"""
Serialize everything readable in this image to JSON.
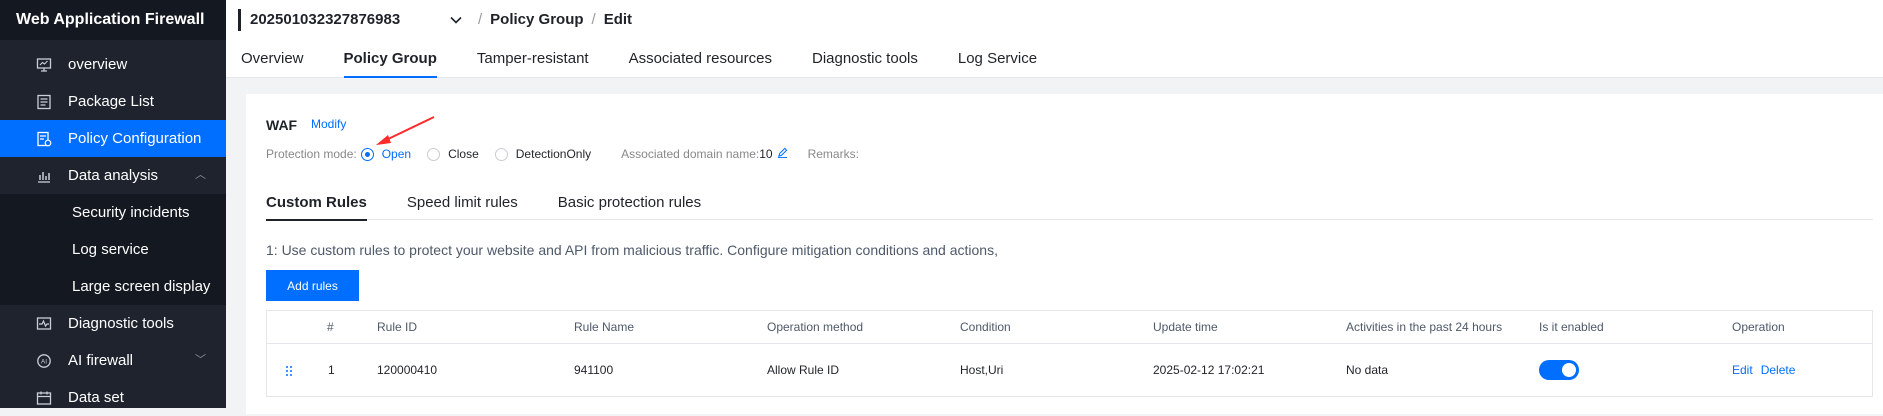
{
  "sidebar": {
    "title": "Web Application Firewall",
    "items": [
      {
        "label": "overview",
        "icon": "monitor-icon"
      },
      {
        "label": "Package List",
        "icon": "list-icon"
      },
      {
        "label": "Policy Configuration",
        "icon": "policy-icon",
        "active": true
      },
      {
        "label": "Data analysis",
        "icon": "chart-icon",
        "expanded": true
      },
      {
        "label": "Diagnostic tools",
        "icon": "diagnostic-icon"
      },
      {
        "label": "AI firewall",
        "icon": "ai-icon"
      },
      {
        "label": "Data set",
        "icon": "calendar-icon"
      }
    ],
    "sub_items": [
      "Security incidents",
      "Log service",
      "Large screen display"
    ]
  },
  "breadcrumb": {
    "instance": "202501032327876983",
    "section": "Policy Group",
    "page": "Edit"
  },
  "tabs": [
    "Overview",
    "Policy Group",
    "Tamper-resistant",
    "Associated resources",
    "Diagnostic tools",
    "Log Service"
  ],
  "waf": {
    "title": "WAF",
    "modify": "Modify",
    "protection_label": "Protection mode:",
    "options": [
      "Open",
      "Close",
      "DetectionOnly"
    ],
    "selected": "Open",
    "assoc_label": "Associated domain name:",
    "assoc_count": "10",
    "remarks_label": "Remarks:"
  },
  "subtabs": [
    "Custom Rules",
    "Speed limit rules",
    "Basic protection rules"
  ],
  "description": "1: Use custom rules to protect your website and API from malicious traffic. Configure mitigation conditions and actions,",
  "add_button": "Add rules",
  "table": {
    "headers": [
      "#",
      "Rule ID",
      "Rule Name",
      "Operation method",
      "Condition",
      "Update time",
      "Activities in the past 24 hours",
      "Is it enabled",
      "Operation"
    ],
    "rows": [
      {
        "num": "1",
        "rule_id": "120000410",
        "rule_name": "941100",
        "method": "Allow Rule ID",
        "condition": "Host,Uri",
        "update_time": "2025-02-12 17:02:21",
        "activity": "No data",
        "enabled": true,
        "edit": "Edit",
        "delete": "Delete"
      }
    ]
  },
  "colors": {
    "accent": "#006eff",
    "sidebar_bg": "#1e232e",
    "annotation_arrow": "#ff2a2a"
  }
}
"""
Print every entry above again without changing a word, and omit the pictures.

> _RESULT FOR THIS EXERCISE_
Serialize everything readable in this image to JSON.
{
  "sidebar": {
    "title": "Web Application Firewall",
    "items": [
      {
        "label": "overview",
        "icon": "monitor-icon"
      },
      {
        "label": "Package List",
        "icon": "list-icon"
      },
      {
        "label": "Policy Configuration",
        "icon": "policy-icon",
        "active": true
      },
      {
        "label": "Data analysis",
        "icon": "chart-icon",
        "expanded": true
      },
      {
        "label": "Diagnostic tools",
        "icon": "diagnostic-icon"
      },
      {
        "label": "AI firewall",
        "icon": "ai-icon"
      },
      {
        "label": "Data set",
        "icon": "calendar-icon"
      }
    ],
    "sub_items": [
      "Security incidents",
      "Log service",
      "Large screen display"
    ]
  },
  "breadcrumb": {
    "instance": "202501032327876983",
    "section": "Policy Group",
    "page": "Edit"
  },
  "tabs": [
    "Overview",
    "Policy Group",
    "Tamper-resistant",
    "Associated resources",
    "Diagnostic tools",
    "Log Service"
  ],
  "waf": {
    "title": "WAF",
    "modify": "Modify",
    "protection_label": "Protection mode:",
    "options": [
      "Open",
      "Close",
      "DetectionOnly"
    ],
    "selected": "Open",
    "assoc_label": "Associated domain name:",
    "assoc_count": "10",
    "remarks_label": "Remarks:"
  },
  "subtabs": [
    "Custom Rules",
    "Speed limit rules",
    "Basic protection rules"
  ],
  "description": "1: Use custom rules to protect your website and API from malicious traffic. Configure mitigation conditions and actions,",
  "add_button": "Add rules",
  "table": {
    "headers": [
      "#",
      "Rule ID",
      "Rule Name",
      "Operation method",
      "Condition",
      "Update time",
      "Activities in the past 24 hours",
      "Is it enabled",
      "Operation"
    ],
    "rows": [
      {
        "num": "1",
        "rule_id": "120000410",
        "rule_name": "941100",
        "method": "Allow Rule ID",
        "condition": "Host,Uri",
        "update_time": "2025-02-12 17:02:21",
        "activity": "No data",
        "enabled": true,
        "edit": "Edit",
        "delete": "Delete"
      }
    ]
  },
  "colors": {
    "accent": "#006eff",
    "sidebar_bg": "#1e232e",
    "annotation_arrow": "#ff2a2a"
  }
}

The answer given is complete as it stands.